Problem statement >> Return every entry exactly.

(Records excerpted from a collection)
□ □ □ □ □

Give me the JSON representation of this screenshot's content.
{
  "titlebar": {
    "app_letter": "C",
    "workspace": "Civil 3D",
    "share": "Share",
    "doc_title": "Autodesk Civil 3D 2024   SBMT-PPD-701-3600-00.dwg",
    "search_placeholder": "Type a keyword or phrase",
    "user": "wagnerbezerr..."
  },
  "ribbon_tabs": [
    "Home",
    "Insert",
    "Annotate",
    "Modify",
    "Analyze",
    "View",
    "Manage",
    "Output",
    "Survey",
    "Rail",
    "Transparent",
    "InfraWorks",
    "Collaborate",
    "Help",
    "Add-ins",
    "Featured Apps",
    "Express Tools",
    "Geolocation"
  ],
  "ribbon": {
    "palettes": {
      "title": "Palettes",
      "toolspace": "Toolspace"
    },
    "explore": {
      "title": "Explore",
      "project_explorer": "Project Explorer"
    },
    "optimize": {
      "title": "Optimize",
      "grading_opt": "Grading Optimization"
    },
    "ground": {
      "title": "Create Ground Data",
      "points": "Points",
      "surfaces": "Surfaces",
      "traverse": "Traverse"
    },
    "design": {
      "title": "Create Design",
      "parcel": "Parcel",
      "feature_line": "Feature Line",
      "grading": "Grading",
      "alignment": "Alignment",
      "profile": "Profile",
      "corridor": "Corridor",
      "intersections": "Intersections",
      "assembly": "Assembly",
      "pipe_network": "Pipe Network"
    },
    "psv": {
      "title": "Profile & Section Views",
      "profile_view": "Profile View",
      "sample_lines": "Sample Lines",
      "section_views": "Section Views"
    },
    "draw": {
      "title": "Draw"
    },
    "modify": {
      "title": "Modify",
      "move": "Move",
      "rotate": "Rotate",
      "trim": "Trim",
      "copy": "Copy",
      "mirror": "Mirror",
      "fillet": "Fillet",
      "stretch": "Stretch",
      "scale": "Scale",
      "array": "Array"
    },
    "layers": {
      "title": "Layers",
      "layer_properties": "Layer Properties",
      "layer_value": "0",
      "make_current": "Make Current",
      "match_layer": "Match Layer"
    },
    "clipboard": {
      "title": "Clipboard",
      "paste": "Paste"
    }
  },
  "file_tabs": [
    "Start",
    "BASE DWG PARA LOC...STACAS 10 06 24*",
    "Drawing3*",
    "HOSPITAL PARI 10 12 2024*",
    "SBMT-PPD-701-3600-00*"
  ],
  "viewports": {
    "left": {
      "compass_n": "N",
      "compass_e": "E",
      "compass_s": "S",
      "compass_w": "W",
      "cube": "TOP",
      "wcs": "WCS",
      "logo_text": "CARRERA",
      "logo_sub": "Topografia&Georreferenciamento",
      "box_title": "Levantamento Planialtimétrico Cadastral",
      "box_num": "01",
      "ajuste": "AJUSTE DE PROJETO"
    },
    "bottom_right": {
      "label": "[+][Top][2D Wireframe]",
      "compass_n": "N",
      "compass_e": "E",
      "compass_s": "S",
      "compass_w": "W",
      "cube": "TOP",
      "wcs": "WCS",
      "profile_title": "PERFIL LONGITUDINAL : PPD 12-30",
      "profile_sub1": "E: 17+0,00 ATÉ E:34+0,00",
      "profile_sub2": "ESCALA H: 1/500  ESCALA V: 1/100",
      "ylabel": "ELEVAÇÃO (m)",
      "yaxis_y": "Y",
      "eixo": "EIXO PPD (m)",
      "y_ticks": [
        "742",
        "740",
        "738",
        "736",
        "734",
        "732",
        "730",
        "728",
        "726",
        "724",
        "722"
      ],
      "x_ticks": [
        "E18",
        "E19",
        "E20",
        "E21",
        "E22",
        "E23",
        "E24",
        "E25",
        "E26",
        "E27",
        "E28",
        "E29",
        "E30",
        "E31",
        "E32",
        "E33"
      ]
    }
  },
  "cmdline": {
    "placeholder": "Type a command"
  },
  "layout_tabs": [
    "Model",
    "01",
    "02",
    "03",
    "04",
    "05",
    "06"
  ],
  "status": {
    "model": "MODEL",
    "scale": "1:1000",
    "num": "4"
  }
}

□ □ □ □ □

Response >>
Give me the JSON representation of this screenshot's content.
{
  "titlebar": {
    "app_letter": "C",
    "workspace": "Civil 3D",
    "share": "Share",
    "doc_title": "Autodesk Civil 3D 2024   SBMT-PPD-701-3600-00.dwg",
    "search_placeholder": "Type a keyword or phrase",
    "user": "wagnerbezerr..."
  },
  "ribbon_tabs": [
    "Home",
    "Insert",
    "Annotate",
    "Modify",
    "Analyze",
    "View",
    "Manage",
    "Output",
    "Survey",
    "Rail",
    "Transparent",
    "InfraWorks",
    "Collaborate",
    "Help",
    "Add-ins",
    "Featured Apps",
    "Express Tools",
    "Geolocation"
  ],
  "ribbon": {
    "palettes": {
      "title": "Palettes",
      "toolspace": "Toolspace"
    },
    "explore": {
      "title": "Explore",
      "project_explorer": "Project Explorer"
    },
    "optimize": {
      "title": "Optimize",
      "grading_opt": "Grading Optimization"
    },
    "ground": {
      "title": "Create Ground Data",
      "points": "Points",
      "surfaces": "Surfaces",
      "traverse": "Traverse"
    },
    "design": {
      "title": "Create Design",
      "parcel": "Parcel",
      "feature_line": "Feature Line",
      "grading": "Grading",
      "alignment": "Alignment",
      "profile": "Profile",
      "corridor": "Corridor",
      "intersections": "Intersections",
      "assembly": "Assembly",
      "pipe_network": "Pipe Network"
    },
    "psv": {
      "title": "Profile & Section Views",
      "profile_view": "Profile View",
      "sample_lines": "Sample Lines",
      "section_views": "Section Views"
    },
    "draw": {
      "title": "Draw"
    },
    "modify": {
      "title": "Modify",
      "move": "Move",
      "rotate": "Rotate",
      "trim": "Trim",
      "copy": "Copy",
      "mirror": "Mirror",
      "fillet": "Fillet",
      "stretch": "Stretch",
      "scale": "Scale",
      "array": "Array"
    },
    "layers": {
      "title": "Layers",
      "layer_properties": "Layer Properties",
      "layer_value": "0",
      "make_current": "Make Current",
      "match_layer": "Match Layer"
    },
    "clipboard": {
      "title": "Clipboard",
      "paste": "Paste"
    }
  },
  "file_tabs": [
    "Start",
    "BASE DWG PARA LOC...STACAS 10 06 24*",
    "Drawing3*",
    "HOSPITAL PARI 10 12 2024*",
    "SBMT-PPD-701-3600-00*"
  ],
  "viewports": {
    "left": {
      "compass_n": "N",
      "compass_e": "E",
      "compass_s": "S",
      "compass_w": "W",
      "cube": "TOP",
      "wcs": "WCS",
      "logo_text": "CARRERA",
      "logo_sub": "Topografia&Georreferenciamento",
      "box_title": "Levantamento Planialtimétrico Cadastral",
      "box_num": "01",
      "ajuste": "AJUSTE DE PROJETO"
    },
    "bottom_right": {
      "label": "[+][Top][2D Wireframe]",
      "compass_n": "N",
      "compass_e": "E",
      "compass_s": "S",
      "compass_w": "W",
      "cube": "TOP",
      "wcs": "WCS",
      "profile_title": "PERFIL LONGITUDINAL : PPD 12-30",
      "profile_sub1": "E: 17+0,00 ATÉ E:34+0,00",
      "profile_sub2": "ESCALA H: 1/500  ESCALA V: 1/100",
      "ylabel": "ELEVAÇÃO (m)",
      "yaxis_y": "Y",
      "eixo": "EIXO PPD (m)",
      "y_ticks": [
        "742",
        "740",
        "738",
        "736",
        "734",
        "732",
        "730",
        "728",
        "726",
        "724",
        "722"
      ],
      "x_ticks": [
        "E18",
        "E19",
        "E20",
        "E21",
        "E22",
        "E23",
        "E24",
        "E25",
        "E26",
        "E27",
        "E28",
        "E29",
        "E30",
        "E31",
        "E32",
        "E33"
      ]
    }
  },
  "cmdline": {
    "placeholder": "Type a command"
  },
  "layout_tabs": [
    "Model",
    "01",
    "02",
    "03",
    "04",
    "05",
    "06"
  ],
  "status": {
    "model": "MODEL",
    "scale": "1:1000",
    "num": "4"
  }
}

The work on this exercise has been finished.